> Task prompt
Where "targeting" appears in a line of the entries below, that line should be copied.

(Entries from a dataset of interfaces)
..............................

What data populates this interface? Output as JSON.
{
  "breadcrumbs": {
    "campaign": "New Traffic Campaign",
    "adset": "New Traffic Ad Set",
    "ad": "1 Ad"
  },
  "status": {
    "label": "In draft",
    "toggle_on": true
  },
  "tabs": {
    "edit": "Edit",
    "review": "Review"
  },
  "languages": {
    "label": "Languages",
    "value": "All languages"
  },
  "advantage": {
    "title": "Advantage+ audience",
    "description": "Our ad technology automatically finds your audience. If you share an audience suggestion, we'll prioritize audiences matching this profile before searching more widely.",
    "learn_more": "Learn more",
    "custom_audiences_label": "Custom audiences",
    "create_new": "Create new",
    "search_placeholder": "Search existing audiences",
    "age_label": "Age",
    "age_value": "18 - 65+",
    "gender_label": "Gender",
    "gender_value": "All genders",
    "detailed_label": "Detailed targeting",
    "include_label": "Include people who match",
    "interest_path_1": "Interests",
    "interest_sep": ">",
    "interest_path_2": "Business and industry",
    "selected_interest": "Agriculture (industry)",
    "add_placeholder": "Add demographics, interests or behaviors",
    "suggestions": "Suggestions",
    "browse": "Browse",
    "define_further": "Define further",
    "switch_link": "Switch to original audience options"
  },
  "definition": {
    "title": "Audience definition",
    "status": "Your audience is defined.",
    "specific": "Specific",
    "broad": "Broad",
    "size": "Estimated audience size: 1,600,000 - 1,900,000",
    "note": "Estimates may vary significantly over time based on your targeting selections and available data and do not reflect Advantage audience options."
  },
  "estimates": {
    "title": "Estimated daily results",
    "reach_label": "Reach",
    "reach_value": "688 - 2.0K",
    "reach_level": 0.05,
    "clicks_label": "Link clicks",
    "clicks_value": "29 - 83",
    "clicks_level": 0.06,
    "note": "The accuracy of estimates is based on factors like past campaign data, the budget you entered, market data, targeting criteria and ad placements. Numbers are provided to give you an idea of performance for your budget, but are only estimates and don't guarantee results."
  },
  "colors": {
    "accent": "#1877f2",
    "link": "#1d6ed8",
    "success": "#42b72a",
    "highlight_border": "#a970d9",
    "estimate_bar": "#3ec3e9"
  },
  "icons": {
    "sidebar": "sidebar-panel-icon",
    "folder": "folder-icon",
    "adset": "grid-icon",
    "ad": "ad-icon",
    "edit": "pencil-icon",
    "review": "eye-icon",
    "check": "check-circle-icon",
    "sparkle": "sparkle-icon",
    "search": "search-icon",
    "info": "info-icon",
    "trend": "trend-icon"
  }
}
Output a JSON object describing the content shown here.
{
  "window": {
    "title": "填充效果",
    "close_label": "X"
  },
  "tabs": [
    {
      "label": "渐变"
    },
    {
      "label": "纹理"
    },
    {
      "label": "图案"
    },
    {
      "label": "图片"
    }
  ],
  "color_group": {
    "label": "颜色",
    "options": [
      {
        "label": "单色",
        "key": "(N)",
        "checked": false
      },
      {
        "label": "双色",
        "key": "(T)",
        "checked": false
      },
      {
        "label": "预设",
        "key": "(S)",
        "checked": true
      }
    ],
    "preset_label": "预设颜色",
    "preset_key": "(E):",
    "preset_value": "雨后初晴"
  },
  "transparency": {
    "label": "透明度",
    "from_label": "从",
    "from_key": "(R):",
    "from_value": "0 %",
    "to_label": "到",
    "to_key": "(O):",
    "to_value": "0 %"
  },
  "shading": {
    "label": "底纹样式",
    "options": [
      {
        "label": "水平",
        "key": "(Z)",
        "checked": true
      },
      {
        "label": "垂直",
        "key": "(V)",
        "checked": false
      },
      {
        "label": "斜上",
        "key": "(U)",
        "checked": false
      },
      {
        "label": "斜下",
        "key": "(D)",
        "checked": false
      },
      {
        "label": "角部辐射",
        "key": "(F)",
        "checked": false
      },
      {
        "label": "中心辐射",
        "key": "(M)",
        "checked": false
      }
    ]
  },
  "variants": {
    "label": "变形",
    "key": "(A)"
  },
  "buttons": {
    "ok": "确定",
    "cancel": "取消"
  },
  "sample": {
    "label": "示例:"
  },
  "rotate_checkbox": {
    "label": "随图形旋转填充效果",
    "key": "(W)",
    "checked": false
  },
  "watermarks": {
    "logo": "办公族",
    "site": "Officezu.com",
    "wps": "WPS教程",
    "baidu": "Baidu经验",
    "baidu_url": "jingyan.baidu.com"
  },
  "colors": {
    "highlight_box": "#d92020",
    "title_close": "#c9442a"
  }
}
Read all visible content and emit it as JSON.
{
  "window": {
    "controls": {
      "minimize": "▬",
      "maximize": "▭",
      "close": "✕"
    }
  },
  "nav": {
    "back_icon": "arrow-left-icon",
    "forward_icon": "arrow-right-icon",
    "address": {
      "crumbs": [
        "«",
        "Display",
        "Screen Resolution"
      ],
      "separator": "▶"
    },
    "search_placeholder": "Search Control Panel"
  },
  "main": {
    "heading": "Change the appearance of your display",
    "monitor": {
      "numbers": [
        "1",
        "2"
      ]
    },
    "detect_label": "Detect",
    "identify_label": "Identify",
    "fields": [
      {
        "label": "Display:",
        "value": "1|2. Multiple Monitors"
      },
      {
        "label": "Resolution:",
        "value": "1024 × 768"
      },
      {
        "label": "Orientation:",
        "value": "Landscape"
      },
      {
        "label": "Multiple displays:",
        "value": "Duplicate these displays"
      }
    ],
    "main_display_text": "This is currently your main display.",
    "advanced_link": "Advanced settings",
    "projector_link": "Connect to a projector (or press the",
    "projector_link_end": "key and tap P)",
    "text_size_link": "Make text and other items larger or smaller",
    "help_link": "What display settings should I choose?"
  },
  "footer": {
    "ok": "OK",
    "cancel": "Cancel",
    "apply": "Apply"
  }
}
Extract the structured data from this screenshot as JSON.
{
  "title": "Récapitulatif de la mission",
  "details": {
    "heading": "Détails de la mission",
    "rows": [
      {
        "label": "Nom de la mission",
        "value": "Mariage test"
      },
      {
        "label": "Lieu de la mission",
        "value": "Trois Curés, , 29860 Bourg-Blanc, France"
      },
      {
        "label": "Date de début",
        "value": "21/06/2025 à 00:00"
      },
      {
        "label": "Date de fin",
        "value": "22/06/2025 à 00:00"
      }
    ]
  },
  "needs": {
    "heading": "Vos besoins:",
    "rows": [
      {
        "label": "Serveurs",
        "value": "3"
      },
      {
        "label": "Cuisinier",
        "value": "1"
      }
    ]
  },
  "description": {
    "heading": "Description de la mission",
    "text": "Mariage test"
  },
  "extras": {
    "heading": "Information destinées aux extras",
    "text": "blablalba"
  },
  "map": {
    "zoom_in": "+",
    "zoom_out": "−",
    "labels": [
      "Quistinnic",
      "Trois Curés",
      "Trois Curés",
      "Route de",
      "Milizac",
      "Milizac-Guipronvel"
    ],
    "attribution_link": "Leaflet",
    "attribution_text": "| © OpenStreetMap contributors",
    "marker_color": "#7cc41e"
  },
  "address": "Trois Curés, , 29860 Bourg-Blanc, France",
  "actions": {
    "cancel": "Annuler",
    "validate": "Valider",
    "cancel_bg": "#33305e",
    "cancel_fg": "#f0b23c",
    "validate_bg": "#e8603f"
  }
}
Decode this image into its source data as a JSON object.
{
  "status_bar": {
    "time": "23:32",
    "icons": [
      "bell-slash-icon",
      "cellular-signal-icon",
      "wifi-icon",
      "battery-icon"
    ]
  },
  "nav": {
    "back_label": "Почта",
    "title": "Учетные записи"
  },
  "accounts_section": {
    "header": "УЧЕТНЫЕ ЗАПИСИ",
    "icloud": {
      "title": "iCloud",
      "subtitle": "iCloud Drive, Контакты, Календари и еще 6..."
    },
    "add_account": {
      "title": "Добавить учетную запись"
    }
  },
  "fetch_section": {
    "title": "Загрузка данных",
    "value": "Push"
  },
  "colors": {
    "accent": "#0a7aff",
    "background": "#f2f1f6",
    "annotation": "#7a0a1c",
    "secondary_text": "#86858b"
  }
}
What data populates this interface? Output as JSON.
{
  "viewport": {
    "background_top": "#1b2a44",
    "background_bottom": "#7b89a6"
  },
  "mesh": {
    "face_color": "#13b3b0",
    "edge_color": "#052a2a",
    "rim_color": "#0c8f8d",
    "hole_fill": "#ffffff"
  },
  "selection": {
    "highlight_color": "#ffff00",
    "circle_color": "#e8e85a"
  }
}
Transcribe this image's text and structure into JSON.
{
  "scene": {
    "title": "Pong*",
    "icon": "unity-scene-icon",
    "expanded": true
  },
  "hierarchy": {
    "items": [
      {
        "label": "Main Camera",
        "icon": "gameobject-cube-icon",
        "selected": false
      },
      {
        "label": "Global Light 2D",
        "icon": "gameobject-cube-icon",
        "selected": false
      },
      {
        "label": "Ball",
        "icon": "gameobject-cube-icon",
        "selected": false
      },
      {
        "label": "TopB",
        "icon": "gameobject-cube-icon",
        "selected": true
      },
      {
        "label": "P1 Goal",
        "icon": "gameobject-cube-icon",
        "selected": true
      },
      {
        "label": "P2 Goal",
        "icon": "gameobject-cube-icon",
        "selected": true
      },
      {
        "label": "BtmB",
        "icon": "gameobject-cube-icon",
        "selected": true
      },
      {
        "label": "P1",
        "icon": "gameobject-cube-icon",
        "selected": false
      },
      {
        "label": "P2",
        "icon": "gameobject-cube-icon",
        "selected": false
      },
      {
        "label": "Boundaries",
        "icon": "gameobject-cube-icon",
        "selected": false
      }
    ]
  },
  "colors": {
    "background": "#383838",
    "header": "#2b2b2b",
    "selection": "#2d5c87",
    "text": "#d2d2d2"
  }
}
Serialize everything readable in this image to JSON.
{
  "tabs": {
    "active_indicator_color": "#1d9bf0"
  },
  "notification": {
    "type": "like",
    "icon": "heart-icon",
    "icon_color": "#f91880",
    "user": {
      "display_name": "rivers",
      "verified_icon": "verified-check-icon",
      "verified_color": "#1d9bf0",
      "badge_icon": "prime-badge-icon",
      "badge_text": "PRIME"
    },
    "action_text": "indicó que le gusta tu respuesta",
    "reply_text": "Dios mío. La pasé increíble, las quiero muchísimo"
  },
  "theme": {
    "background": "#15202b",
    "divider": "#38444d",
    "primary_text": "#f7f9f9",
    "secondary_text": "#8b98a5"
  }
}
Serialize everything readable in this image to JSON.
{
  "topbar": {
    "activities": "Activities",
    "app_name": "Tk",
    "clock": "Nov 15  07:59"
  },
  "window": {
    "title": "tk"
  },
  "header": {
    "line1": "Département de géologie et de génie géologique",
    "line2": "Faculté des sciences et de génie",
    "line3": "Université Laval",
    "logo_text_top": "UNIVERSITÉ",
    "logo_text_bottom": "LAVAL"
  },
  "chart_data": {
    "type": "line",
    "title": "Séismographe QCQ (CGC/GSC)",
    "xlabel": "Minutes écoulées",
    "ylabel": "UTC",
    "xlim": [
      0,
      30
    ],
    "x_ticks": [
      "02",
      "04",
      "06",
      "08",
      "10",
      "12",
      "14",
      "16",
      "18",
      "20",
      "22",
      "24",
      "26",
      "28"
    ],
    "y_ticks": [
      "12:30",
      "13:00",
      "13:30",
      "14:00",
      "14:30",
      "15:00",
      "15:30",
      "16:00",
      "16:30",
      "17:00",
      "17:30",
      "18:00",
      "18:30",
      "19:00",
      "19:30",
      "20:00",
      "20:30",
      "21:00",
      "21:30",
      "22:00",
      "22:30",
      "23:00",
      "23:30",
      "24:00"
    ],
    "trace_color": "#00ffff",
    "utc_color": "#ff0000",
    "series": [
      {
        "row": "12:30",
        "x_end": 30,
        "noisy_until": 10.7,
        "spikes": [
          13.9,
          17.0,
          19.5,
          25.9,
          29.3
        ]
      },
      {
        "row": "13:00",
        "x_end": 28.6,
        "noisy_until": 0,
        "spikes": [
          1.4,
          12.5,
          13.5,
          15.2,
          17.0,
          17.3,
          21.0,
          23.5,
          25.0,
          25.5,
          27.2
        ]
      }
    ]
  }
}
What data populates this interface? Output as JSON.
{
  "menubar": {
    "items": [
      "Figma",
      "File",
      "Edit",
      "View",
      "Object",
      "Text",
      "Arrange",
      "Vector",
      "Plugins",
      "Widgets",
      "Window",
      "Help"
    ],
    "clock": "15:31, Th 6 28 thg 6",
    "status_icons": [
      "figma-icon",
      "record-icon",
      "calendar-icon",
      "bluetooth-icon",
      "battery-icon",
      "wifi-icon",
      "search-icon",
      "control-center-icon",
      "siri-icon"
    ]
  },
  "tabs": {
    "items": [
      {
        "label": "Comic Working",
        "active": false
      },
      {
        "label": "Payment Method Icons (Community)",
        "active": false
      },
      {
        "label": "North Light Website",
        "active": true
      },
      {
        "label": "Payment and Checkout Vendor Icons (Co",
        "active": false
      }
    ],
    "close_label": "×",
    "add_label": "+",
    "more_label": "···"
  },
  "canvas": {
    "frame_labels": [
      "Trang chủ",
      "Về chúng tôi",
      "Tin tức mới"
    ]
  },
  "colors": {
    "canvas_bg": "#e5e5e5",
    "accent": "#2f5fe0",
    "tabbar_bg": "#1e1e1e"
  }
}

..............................

> Result for this exercise
    "detailed_label": "Detailed targeting",
    "note": "Estimates may vary significantly over time based on your targeting selections and available data and do not reflect Advantage audience options."
    "note": "The accuracy of estimates is based on factors like past campaign data, the budget you entered, market data, targeting criteria and ad placements. Numbers are provided to give you an idea of performance for your budget, but are only estimates and don't guarantee results."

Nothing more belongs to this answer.